Please give the listing again, word for word, with nothing left out.

> **Source data**
= Beginning of Section =
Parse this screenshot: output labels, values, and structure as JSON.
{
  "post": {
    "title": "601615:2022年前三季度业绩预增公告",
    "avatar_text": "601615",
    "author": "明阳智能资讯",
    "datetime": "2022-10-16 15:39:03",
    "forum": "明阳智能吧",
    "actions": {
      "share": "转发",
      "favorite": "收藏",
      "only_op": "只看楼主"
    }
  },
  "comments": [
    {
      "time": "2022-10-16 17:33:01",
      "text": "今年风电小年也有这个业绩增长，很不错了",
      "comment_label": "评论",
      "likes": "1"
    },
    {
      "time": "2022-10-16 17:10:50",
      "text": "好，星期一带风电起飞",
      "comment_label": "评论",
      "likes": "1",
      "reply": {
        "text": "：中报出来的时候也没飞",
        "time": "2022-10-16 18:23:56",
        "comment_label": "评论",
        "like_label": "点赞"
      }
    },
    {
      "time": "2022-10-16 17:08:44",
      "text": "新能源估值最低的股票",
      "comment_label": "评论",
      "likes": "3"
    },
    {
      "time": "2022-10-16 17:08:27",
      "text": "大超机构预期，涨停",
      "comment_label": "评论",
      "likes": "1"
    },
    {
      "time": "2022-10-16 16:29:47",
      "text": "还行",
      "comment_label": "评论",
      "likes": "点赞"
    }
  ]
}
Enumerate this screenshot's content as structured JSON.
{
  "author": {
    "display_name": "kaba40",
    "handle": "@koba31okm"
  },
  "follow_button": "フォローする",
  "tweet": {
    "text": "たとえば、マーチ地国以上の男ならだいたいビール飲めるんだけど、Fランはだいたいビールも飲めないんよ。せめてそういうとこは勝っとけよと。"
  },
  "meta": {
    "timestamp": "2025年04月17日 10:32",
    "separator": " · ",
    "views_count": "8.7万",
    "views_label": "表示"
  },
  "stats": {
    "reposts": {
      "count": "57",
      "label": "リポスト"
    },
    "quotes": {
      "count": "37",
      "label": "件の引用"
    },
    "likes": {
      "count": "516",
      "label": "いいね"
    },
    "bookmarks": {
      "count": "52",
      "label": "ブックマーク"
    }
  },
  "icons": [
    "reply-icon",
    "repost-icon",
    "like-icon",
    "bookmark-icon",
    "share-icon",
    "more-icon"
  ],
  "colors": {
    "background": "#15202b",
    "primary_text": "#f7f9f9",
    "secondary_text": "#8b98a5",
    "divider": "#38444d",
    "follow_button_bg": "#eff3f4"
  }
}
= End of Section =
> **Output for this task**
Parse this screenshot: output labels, values, and structure as JSON.
{
  "post": {
    "title": "601615:2022年前三季度业绩预增公告",
    "avatar_text": "601615",
    "author": "明阳智能资讯",
    "datetime": "2022-10-16 15:39:03",
    "forum": "明阳智能吧",
    "actions": {
      "share": "转发",
      "favorite": "收藏",
      "only_op": "只看楼主"
    }
  },
  "comments": [
    {
      "time": "2022-10-16 17:33:01",
      "text": "今年风电小年也有这个业绩增长，很不错了",
      "comment_label": "评论",
      "likes": "1"
    },
    {
      "time": "2022-10-16 17:10:50",
      "text": "好，星期一带风电起飞",
      "comment_label": "评论",
      "likes": "1",
      "reply": {
        "text": "：中报出来的时候也没飞",
        "time": "2022-10-16 18:23:56",
        "comment_label": "评论",
        "like_label": "点赞"
      }
    },
    {
      "time": "2022-10-16 17:08:44",
      "text": "新能源估值最低的股票",
      "comment_label": "评论",
      "likes": "3"
    },
    {
      "time": "2022-10-16 17:08:27",
      "text": "大超机构预期，涨停",
      "comment_label": "评论",
      "likes": "1"
    },
    {
      "time": "2022-10-16 16:29:47",
      "text": "还行",
      "comment_label": "评论",
      "likes": "点赞"
    }
  ]
}
Enumerate this screenshot's content as structured JSON.
{
  "author": {
    "display_name": "kaba40",
    "handle": "@koba31okm"
  },
  "follow_button": "フォローする",
  "tweet": {
    "text": "たとえば、マーチ地国以上の男ならだいたいビール飲めるんだけど、Fランはだいたいビールも飲めないんよ。せめてそういうとこは勝っとけよと。"
  },
  "meta": {
    "timestamp": "2025年04月17日 10:32",
    "separator": " · ",
    "views_count": "8.7万",
    "views_label": "表示"
  },
  "stats": {
    "reposts": {
      "count": "57",
      "label": "リポスト"
    },
    "quotes": {
      "count": "37",
      "label": "件の引用"
    },
    "likes": {
      "count": "516",
      "label": "いいね"
    },
    "bookmarks": {
      "count": "52",
      "label": "ブックマーク"
    }
  },
  "icons": [
    "reply-icon",
    "repost-icon",
    "like-icon",
    "bookmark-icon",
    "share-icon",
    "more-icon"
  ],
  "colors": {
    "background": "#15202b",
    "primary_text": "#f7f9f9",
    "secondary_text": "#8b98a5",
    "divider": "#38444d",
    "follow_button_bg": "#eff3f4"
  }
}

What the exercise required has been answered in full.